TASK DESCRIPTION:
For each entry, repeat the text exactly and omit any picture it holds.

GIVEN RECORDS:
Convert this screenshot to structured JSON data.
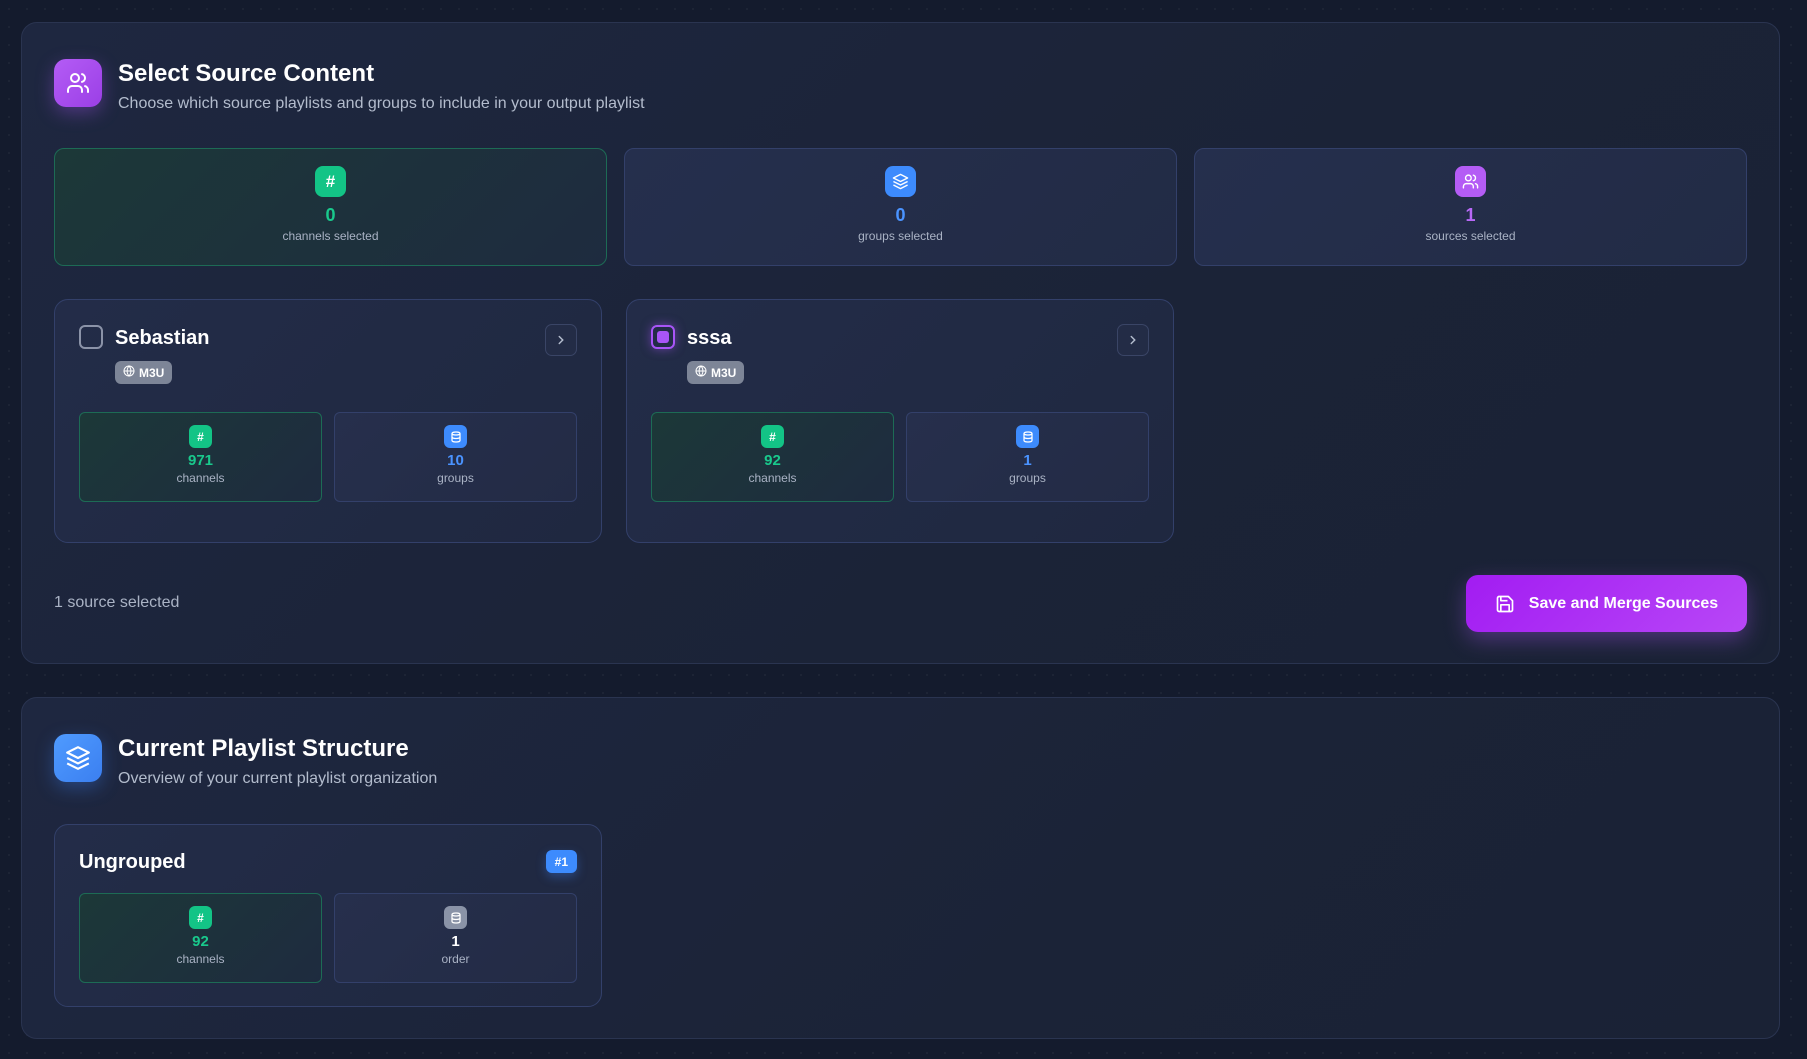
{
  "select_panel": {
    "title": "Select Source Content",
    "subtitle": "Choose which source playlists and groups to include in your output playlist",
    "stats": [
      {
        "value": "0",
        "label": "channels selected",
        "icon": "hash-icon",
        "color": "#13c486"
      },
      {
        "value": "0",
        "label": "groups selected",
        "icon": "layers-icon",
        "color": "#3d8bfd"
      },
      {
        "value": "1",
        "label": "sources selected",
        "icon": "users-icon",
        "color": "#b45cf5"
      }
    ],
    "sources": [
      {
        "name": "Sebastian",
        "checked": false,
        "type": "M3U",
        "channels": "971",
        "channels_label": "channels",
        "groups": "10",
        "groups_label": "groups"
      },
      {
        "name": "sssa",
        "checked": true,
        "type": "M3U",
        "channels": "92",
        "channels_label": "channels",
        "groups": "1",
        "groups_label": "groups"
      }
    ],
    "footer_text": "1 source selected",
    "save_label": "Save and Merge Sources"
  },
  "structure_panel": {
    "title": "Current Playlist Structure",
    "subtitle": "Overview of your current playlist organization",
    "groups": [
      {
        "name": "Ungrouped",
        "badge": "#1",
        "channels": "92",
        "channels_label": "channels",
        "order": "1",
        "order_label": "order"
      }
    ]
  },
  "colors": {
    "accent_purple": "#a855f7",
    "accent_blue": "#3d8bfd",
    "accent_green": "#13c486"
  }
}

SOLUTION TO THIS TASK:
Convert this screenshot to structured JSON data.
{
  "select_panel": {
    "title": "Select Source Content",
    "subtitle": "Choose which source playlists and groups to include in your output playlist",
    "stats": [
      {
        "value": "0",
        "label": "channels selected",
        "icon": "hash-icon",
        "color": "#13c486"
      },
      {
        "value": "0",
        "label": "groups selected",
        "icon": "layers-icon",
        "color": "#3d8bfd"
      },
      {
        "value": "1",
        "label": "sources selected",
        "icon": "users-icon",
        "color": "#b45cf5"
      }
    ],
    "sources": [
      {
        "name": "Sebastian",
        "checked": false,
        "type": "M3U",
        "channels": "971",
        "channels_label": "channels",
        "groups": "10",
        "groups_label": "groups"
      },
      {
        "name": "sssa",
        "checked": true,
        "type": "M3U",
        "channels": "92",
        "channels_label": "channels",
        "groups": "1",
        "groups_label": "groups"
      }
    ],
    "footer_text": "1 source selected",
    "save_label": "Save and Merge Sources"
  },
  "structure_panel": {
    "title": "Current Playlist Structure",
    "subtitle": "Overview of your current playlist organization",
    "groups": [
      {
        "name": "Ungrouped",
        "badge": "#1",
        "channels": "92",
        "channels_label": "channels",
        "order": "1",
        "order_label": "order"
      }
    ]
  },
  "colors": {
    "accent_purple": "#a855f7",
    "accent_blue": "#3d8bfd",
    "accent_green": "#13c486"
  }
}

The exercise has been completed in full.